How Much Does Breed Really Affect Canine Behavior?
By Michael S. Gould
A study from UMass Chan Medical School, which surveyed more than 18,000 dog owners and analyzed over 2,000 dog genomes, revealed that dog breed does not fully determine personality. Ultimately, the study found that just 9% of the variation in an individual dog’s behavior can be explained by its breed.1
This topic is something I have researched for quite some time. In 1982, I started studying breed-specific behavior in relation to aggression with the New York City police department. Since then, I have been deemed by the courts as a subject-matter expert in various aspects of animal behavior, including the use of force and canine deployment.
In 2000, I founded Hounds Town USA, a fully interactive doggie daycare that has since become a national franchise. In any one of our 30-plus facilities, around 30% of the dogs we host on any given day are considered “bully” breeds. These can include German Shepherds, Pit Bulls, Dobermans, Rottweilers—breeds that segments of our society have deemed “dangerous.” However, we interact with these types of dogs on a daily basis and welcome them into our facilities with a no-discrimination policy. This is because, as the study revealed, a dog’s breed does not wholly determine a dog’s personality. In fact, researchers found that, across individual dogs of the same breed, there were significant variations in behavior.
The study noted that humans didn’t begin intentionally breeding dogs until 2,000 years ago, and it wasn’t until the 1800s that humans began selecting dogs based on the traits that we commonly associate with purebreds today. Yet, modern breeds are often characterized by human-like temperaments that aren’t actually dependent on breed.
For example, Golden Retrievers are known for their friendly natures.
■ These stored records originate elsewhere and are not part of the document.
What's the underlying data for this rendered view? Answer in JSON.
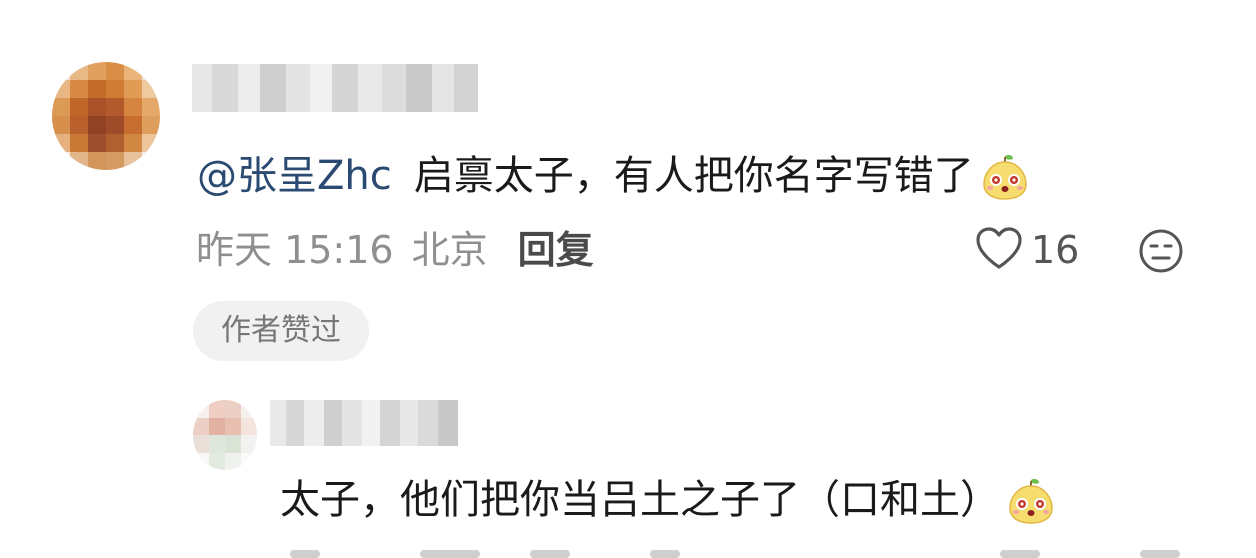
{
  "comment": {
    "mention": "@张呈Zhc",
    "text": "启禀太子，有人把你名字写错了",
    "emoji": "pear-emoji",
    "time": "昨天 15:16",
    "location": "北京",
    "reply_label": "回复",
    "like_count": "16",
    "author_badge": "作者赞过"
  },
  "reply": {
    "text": "太子，他们把你当吕土之子了（口和土）",
    "emoji": "pear-emoji"
  },
  "colors": {
    "mention": "#2b4a72",
    "meta": "#8f8f8f",
    "badge_bg": "#f1f1f1"
  }
}
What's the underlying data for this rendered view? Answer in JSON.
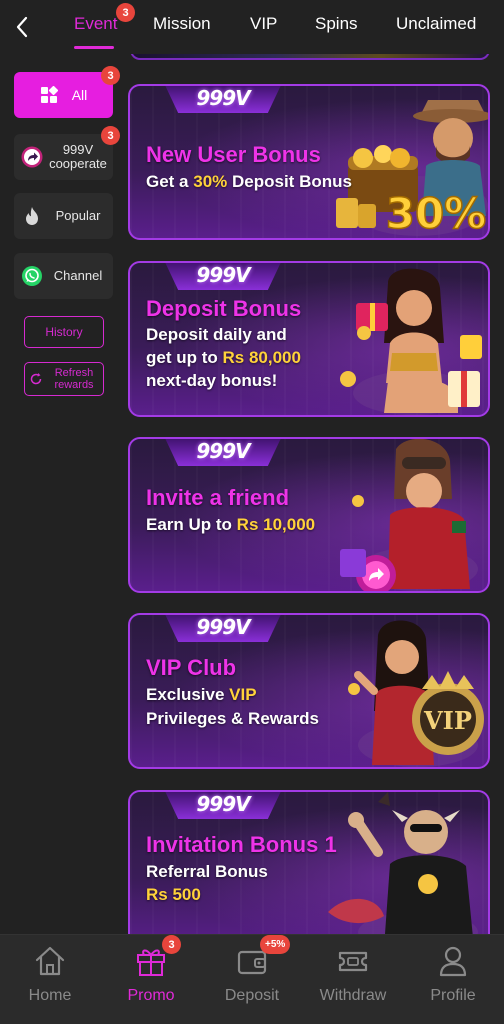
{
  "tabs": [
    {
      "label": "Event",
      "badge": "3",
      "active": true
    },
    {
      "label": "Mission"
    },
    {
      "label": "VIP"
    },
    {
      "label": "Spins"
    },
    {
      "label": "Unclaimed"
    }
  ],
  "sidebar": {
    "items": [
      {
        "label": "All",
        "badge": "3",
        "icon": "grid-icon",
        "active": true
      },
      {
        "label": "999V cooperate",
        "badge": "3",
        "icon": "share-arrow-icon"
      },
      {
        "label": "Popular",
        "icon": "flame-icon"
      },
      {
        "label": "Channel",
        "icon": "whatsapp-icon"
      }
    ],
    "history_label": "History",
    "refresh_label": "Refresh rewards"
  },
  "banners": [
    {
      "logo": "999V",
      "title": "New User Bonus",
      "line1_pre": "Get a ",
      "line1_hl": "30%",
      "line1_post": " Deposit Bonus",
      "art_text": "30%"
    },
    {
      "logo": "999V",
      "title": "Deposit Bonus",
      "line1": "Deposit daily and",
      "line2_pre": "get up to ",
      "line2_hl": "Rs 80,000",
      "line3": "next-day bonus!"
    },
    {
      "logo": "999V",
      "title": "Invite a friend",
      "line1_pre": "Earn Up to ",
      "line1_hl": "Rs 10,000"
    },
    {
      "logo": "999V",
      "title": "VIP Club",
      "line1_pre": "Exclusive ",
      "line1_hl": "VIP",
      "line2": "Privileges & Rewards",
      "art_text": "VIP"
    },
    {
      "logo": "999V",
      "title": "Invitation Bonus 1",
      "line1": "Referral Bonus",
      "line2_hl": "Rs 500"
    }
  ],
  "bottom_nav": [
    {
      "label": "Home",
      "icon": "home-icon"
    },
    {
      "label": "Promo",
      "icon": "gift-icon",
      "badge": "3",
      "active": true
    },
    {
      "label": "Deposit",
      "icon": "wallet-icon",
      "badge": "+5%"
    },
    {
      "label": "Withdraw",
      "icon": "ticket-icon"
    },
    {
      "label": "Profile",
      "icon": "profile-icon"
    }
  ],
  "colors": {
    "accent": "#e02ad8",
    "badge": "#e8453c",
    "highlight": "#ffd23a",
    "background": "#222222"
  }
}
However, researchers found that a Golden Retriever is only marginally more likely to be friendlier than a mixed-breed or another purebred dog, such as a Dachshund.
“Although ‘friendliness’ is the trait we commonly associate with Golden Retrievers, what we found is that the defining criteria of a Golden Retriever are its physical characteristics—the shape of its ears, the color and quality of its fur, its size—not whether it is friendly,” wrote the senior study author, Elinor Karlsson, PhD.
Meanwhile, Pit Bulls are very powerful and have certain breed instincts of their own. They are widely discriminated against and assumed to be aggressive. Although they were historically bred to fight bulls, this does not mean they have a genetic predisposition to act on that training.
Proper socialization and training are key to encouraging good dog behavior. Unfortunately, many of these breeds are typically removed from their litters too young and not socialized correctly with other dogs. Think of it like children being isolated from other children; when there’s a lack of socialization, they are more likely to become startled and hostile.
Additionally, there’s no evidence that a properly socialized dog has any more or less of what we call a “bite inhibition.” This is usually learned early on in the litter during nursing and carried throughout a dog’s life with humans.
Unfortunately, the aggressive behavior associated with most “bully” breeds is usually fostered by humans. At some point in a dog’s life, somebody mismanaged, misunderstood and failed to socialize or train the dog properly. This can lead to insecurity, fear and protective instincts, which can all manifest as aggressive behavior.
Throughout my career, I have come to find that there is no replacement for consistent, proper socialization and a natural pack environment. Dogs are pack animals, and we have seen in our Hounds Town USA facilities that, in a properly curated pack, dogs will establish their own hierarchy and self-regulate their behavior in the pack. Whether it’s a Pit Bull or Frenchie, most dogs will benefit from this type of environment, regardless of breed.
1. Fessenden, J. (2022, April 28). UMass Chan Study Shows Canine Behavior Only Slightly Influenced By Breed. UMass Chan Medical School. https://www.umassmed.edu/news/news-archives/2022/04/umass-chan-study-shows-canine-behavior-only-slightly-influenced-by-breed/
Michael S. Gould began his canine career in 1982 as a New York City Police Officer and one of the first members of the Department’s elite Canine Unit. After a long and successful career on the police force, Mike’s unique canine training experience and background organically lent itself to opening a doggie daycare business and dog sitting facility. In 2000, Mike opened his first Hounds Town USA dog boarding location in Port Jefferson, Long Island, New York. Since its inception, Hounds Town has cared for more than three million canine visitors.